**Task requirements**
Nothing but an exact copy of the records below counts as the answer.

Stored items
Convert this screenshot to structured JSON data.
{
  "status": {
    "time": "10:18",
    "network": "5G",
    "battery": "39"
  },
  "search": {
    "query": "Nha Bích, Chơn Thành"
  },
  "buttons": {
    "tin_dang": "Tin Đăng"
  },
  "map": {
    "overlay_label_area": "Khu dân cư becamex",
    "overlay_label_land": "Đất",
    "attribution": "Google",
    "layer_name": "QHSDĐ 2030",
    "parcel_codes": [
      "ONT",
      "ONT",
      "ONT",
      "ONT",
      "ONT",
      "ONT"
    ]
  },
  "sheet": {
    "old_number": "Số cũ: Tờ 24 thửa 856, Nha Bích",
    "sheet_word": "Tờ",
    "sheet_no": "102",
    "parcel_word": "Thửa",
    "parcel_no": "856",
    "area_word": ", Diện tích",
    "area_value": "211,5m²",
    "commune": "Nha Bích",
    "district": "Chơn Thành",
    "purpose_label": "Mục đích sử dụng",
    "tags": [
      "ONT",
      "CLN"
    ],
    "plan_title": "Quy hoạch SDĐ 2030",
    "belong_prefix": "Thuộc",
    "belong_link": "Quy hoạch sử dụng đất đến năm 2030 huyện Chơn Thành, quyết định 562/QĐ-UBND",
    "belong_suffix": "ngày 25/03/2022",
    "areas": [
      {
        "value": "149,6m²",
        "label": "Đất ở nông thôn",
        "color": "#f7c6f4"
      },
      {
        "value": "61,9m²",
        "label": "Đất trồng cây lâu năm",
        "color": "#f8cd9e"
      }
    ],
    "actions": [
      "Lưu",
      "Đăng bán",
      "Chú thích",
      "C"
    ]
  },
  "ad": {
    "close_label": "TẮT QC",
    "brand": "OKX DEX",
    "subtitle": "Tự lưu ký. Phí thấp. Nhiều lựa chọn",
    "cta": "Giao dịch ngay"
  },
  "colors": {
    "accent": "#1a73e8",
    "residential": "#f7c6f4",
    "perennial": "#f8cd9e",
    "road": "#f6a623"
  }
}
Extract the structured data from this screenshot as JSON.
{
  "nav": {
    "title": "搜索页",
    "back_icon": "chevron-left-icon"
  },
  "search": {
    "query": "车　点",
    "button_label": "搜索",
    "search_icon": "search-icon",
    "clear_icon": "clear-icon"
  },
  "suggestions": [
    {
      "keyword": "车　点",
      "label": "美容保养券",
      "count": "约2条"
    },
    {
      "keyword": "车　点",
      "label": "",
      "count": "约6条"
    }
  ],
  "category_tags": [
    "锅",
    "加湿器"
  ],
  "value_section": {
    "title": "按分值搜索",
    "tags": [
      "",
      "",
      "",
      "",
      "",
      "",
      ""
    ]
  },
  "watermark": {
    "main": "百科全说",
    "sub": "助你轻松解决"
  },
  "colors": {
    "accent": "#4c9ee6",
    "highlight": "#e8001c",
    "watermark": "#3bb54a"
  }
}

**Answer**
Convert this screenshot to structured JSON data.
{
  "status": {
    "time": "10:18",
    "network": "5G",
    "battery": "39"
  },
  "search": {
    "query": "Nha Bích, Chơn Thành"
  },
  "buttons": {
    "tin_dang": "Tin Đăng"
  },
  "map": {
    "overlay_label_area": "Khu dân cư becamex",
    "overlay_label_land": "Đất",
    "attribution": "Google",
    "layer_name": "QHSDĐ 2030",
    "parcel_codes": [
      "ONT",
      "ONT",
      "ONT",
      "ONT",
      "ONT",
      "ONT"
    ]
  },
  "sheet": {
    "old_number": "Số cũ: Tờ 24 thửa 856, Nha Bích",
    "sheet_word": "Tờ",
    "sheet_no": "102",
    "parcel_word": "Thửa",
    "parcel_no": "856",
    "area_word": ", Diện tích",
    "area_value": "211,5m²",
    "commune": "Nha Bích",
    "district": "Chơn Thành",
    "purpose_label": "Mục đích sử dụng",
    "tags": [
      "ONT",
      "CLN"
    ],
    "plan_title": "Quy hoạch SDĐ 2030",
    "belong_prefix": "Thuộc",
    "belong_link": "Quy hoạch sử dụng đất đến năm 2030 huyện Chơn Thành, quyết định 562/QĐ-UBND",
    "belong_suffix": "ngày 25/03/2022",
    "areas": [
      {
        "value": "149,6m²",
        "label": "Đất ở nông thôn",
        "color": "#f7c6f4"
      },
      {
        "value": "61,9m²",
        "label": "Đất trồng cây lâu năm",
        "color": "#f8cd9e"
      }
    ],
    "actions": [
      "Lưu",
      "Đăng bán",
      "Chú thích",
      "C"
    ]
  },
  "ad": {
    "close_label": "TẮT QC",
    "brand": "OKX DEX",
    "subtitle": "Tự lưu ký. Phí thấp. Nhiều lựa chọn",
    "cta": "Giao dịch ngay"
  },
  "colors": {
    "accent": "#1a73e8",
    "residential": "#f7c6f4",
    "perennial": "#f8cd9e",
    "road": "#f6a623"
  }
}
Extract the structured data from this screenshot as JSON.
{
  "nav": {
    "title": "搜索页",
    "back_icon": "chevron-left-icon"
  },
  "search": {
    "query": "车　点",
    "button_label": "搜索",
    "search_icon": "search-icon",
    "clear_icon": "clear-icon"
  },
  "suggestions": [
    {
      "keyword": "车　点",
      "label": "美容保养券",
      "count": "约2条"
    },
    {
      "keyword": "车　点",
      "label": "",
      "count": "约6条"
    }
  ],
  "category_tags": [
    "锅",
    "加湿器"
  ],
  "value_section": {
    "title": "按分值搜索",
    "tags": [
      "",
      "",
      "",
      "",
      "",
      "",
      ""
    ]
  },
  "watermark": {
    "main": "百科全说",
    "sub": "助你轻松解决"
  },
  "colors": {
    "accent": "#4c9ee6",
    "highlight": "#e8001c",
    "watermark": "#3bb54a"
  }
}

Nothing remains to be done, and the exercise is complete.